In any case, the health of an “industry” is immaterial - particularly the way you seem to define the industry’s health. It’s about music, artists, and the consumers who appreciate them - not corporate label hegemony. Labels served a crucial role for many years: they provided the upfront capital for recording, distribution, and marketing, that allowed artists who were either unable or unwilling to do so themselves to still pursue the career of their choice. The internet has allowed artists to break free of that paradigm and reach their listeners directly, circumventing the “middle-men” if they wish. While media sharing may be a curse to labels accustomed to an antiquated business model, it has been a net blessing to the musicians, music, and consumers.
Furthermore, as the modern advent of sampling can attest, the free cross-pollination of music leads the evolution of styles and tastes. In fact, had current intellectual property laws been in effect during Shakespeare’s time, he’d no doubt have been buried under a mountain of legal fees for having peppered his work with derivations of works that have come before.
You equated someone downloading music to stealing, adding: “I don’t fucking come to your house and take food out of your fucking pantry. I don’t walk into your office and jack your petty cash envelope.” Except what is being taken, in the case of downloads and as opposed to the food in your kitchen, still exists in your possession. The FBI warning before many DVDs states “You wouldn’t download a car.” Well, I’d certainly consider it… if downloading that car worked the same way as downloading a song or movie in that no actual car would be physically taken from someone who then loses use and control of it. Downloading is not zero-sum, and that which is being downloaded is not scarce.
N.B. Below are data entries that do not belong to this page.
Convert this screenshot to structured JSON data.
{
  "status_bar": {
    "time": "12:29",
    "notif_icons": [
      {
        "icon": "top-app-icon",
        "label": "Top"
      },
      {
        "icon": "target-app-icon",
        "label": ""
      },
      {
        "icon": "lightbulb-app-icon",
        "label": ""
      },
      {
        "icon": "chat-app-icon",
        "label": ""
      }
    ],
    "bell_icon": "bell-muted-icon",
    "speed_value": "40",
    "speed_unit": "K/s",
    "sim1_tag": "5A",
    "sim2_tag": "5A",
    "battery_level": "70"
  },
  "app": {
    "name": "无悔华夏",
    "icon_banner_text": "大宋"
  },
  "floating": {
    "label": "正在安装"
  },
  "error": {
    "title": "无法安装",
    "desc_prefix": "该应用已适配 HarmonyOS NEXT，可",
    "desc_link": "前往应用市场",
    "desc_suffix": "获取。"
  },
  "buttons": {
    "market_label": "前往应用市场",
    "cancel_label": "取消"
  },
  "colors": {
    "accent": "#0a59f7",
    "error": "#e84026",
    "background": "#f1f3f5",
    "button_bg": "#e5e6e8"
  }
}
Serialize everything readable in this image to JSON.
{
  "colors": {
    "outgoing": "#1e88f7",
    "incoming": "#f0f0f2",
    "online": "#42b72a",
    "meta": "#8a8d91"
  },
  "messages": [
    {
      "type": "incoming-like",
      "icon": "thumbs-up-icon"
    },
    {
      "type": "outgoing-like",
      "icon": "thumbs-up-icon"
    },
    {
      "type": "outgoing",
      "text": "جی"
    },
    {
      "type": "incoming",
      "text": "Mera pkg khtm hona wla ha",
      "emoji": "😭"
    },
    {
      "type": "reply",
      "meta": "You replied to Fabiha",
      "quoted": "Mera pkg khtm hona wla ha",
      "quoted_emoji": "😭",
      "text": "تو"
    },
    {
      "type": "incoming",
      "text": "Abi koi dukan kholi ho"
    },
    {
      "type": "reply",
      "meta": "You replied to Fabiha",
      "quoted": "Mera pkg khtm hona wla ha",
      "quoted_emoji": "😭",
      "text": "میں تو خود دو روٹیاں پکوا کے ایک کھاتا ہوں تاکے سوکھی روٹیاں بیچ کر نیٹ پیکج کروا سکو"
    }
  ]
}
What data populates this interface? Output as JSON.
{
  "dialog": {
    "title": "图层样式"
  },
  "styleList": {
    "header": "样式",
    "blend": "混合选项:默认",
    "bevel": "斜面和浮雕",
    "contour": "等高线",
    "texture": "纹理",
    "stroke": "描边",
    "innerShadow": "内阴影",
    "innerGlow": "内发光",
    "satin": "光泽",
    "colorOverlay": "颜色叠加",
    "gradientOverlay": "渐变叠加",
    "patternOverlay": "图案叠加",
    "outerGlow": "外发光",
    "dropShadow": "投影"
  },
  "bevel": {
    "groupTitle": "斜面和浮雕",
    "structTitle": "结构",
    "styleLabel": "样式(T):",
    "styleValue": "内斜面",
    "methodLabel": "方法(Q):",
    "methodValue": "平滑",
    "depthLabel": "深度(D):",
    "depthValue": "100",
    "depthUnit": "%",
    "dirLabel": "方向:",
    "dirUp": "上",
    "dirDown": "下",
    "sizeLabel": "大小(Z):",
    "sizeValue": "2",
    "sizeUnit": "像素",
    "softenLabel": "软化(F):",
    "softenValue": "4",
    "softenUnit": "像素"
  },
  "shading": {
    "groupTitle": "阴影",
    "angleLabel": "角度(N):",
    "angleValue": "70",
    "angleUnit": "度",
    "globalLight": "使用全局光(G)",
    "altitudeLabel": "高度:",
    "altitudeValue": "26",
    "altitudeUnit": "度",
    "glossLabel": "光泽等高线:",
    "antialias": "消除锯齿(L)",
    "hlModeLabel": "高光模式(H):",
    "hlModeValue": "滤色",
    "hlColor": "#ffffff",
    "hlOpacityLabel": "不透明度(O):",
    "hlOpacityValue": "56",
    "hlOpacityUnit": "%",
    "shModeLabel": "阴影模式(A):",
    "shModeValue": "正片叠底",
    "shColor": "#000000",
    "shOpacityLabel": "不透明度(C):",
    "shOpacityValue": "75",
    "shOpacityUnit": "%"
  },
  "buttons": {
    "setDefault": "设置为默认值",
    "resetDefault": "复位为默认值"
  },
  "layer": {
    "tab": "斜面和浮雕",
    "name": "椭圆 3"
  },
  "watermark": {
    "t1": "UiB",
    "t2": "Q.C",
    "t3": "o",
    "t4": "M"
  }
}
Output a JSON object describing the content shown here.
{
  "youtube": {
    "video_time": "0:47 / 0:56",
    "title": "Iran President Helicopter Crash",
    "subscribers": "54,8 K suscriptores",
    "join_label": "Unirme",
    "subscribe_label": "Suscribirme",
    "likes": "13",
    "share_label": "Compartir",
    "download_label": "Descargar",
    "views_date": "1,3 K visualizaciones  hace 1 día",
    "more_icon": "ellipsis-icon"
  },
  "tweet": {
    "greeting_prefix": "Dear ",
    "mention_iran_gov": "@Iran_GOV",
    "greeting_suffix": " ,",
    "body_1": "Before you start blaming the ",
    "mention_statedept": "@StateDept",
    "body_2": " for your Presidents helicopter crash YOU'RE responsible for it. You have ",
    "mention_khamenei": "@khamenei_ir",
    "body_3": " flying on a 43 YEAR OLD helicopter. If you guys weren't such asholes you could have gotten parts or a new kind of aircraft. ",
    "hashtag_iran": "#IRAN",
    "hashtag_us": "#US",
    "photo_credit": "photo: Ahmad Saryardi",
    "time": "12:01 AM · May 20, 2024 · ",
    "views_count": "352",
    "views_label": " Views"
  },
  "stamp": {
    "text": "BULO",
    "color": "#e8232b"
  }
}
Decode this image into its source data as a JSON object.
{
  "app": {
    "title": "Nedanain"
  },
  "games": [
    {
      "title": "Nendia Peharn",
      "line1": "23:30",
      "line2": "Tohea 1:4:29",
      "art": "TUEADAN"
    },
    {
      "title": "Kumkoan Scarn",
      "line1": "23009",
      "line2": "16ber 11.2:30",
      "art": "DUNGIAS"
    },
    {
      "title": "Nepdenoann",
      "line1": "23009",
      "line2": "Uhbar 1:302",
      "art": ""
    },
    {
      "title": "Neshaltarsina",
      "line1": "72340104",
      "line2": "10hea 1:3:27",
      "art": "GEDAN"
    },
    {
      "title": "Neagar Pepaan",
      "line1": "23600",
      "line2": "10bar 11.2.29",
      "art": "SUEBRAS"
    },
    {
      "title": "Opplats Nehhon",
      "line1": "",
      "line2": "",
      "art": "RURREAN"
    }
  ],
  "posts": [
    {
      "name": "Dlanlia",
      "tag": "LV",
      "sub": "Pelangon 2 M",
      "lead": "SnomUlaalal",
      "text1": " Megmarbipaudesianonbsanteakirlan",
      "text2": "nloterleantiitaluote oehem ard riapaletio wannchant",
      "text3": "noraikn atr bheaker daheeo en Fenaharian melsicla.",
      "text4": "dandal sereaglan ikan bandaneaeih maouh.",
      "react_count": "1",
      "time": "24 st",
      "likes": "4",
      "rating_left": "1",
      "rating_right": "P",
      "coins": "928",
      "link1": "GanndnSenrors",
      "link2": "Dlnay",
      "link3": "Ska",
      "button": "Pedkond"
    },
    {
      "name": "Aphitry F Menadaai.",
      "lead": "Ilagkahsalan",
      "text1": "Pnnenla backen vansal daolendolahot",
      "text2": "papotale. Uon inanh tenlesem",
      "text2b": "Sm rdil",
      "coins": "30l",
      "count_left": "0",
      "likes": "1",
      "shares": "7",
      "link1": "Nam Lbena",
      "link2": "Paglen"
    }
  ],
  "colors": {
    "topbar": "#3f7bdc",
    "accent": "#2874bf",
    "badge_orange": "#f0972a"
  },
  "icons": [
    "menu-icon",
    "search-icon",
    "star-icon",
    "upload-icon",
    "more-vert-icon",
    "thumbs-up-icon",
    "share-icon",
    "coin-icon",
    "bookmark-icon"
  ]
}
Here’s a short summation of both the moral and utilitarian shortcomings of intellectual property.
Still, it’s an admittedly difficult topic. Even libertarians and anarcho-capitalists are torn. I think the case against patents, for example, is much stronger than that against copyrights for creative works. And in a theoretical anarcho-capitalist society, some an-caps see courts emerging to offer some protections for original content creators. But in no case should downloaders simply be equated to thieves.
I worked in radio and at record labels for a number of years myself, from 1998-2004. I also helped write and produce a handful of songs during that time (short of your 22 million records, to be sure). Since 2004, I have worked in television/film. I know full well about business models drastically being altered by the internet’s dissemination of media, seeing as I’ve been in the business of producing creative content for almost 15 years. Ranting against this change is simply swinging swords at windmills. Standing athwart the free exchange of information and media is a losing battle based, perhaps, on faulty concepts of property - and using the state to further these ends only further propagates violence in society.
It’s not that so many folks lack health insurance. It’s that corporate medicine charges so much for healthcare that insurance seems more necessary than it is. Ironically, it’s the presence of insurance that renders these high prices. … It is the appearance of a third party paying for healthcare, whether [government] or corporate insurance, that represents the beginning of a price increase. …
It’s not that so many folks lack health insurance. It’s that corporate medicine charges so much for healthcare that insurance seems more necessary than it is. Ironically, it’s the presence of insurance that renders these high prices. …
It is the appearance of a third party paying for healthcare, whether [government] or corporate insurance, that represents the beginning of a price increase. …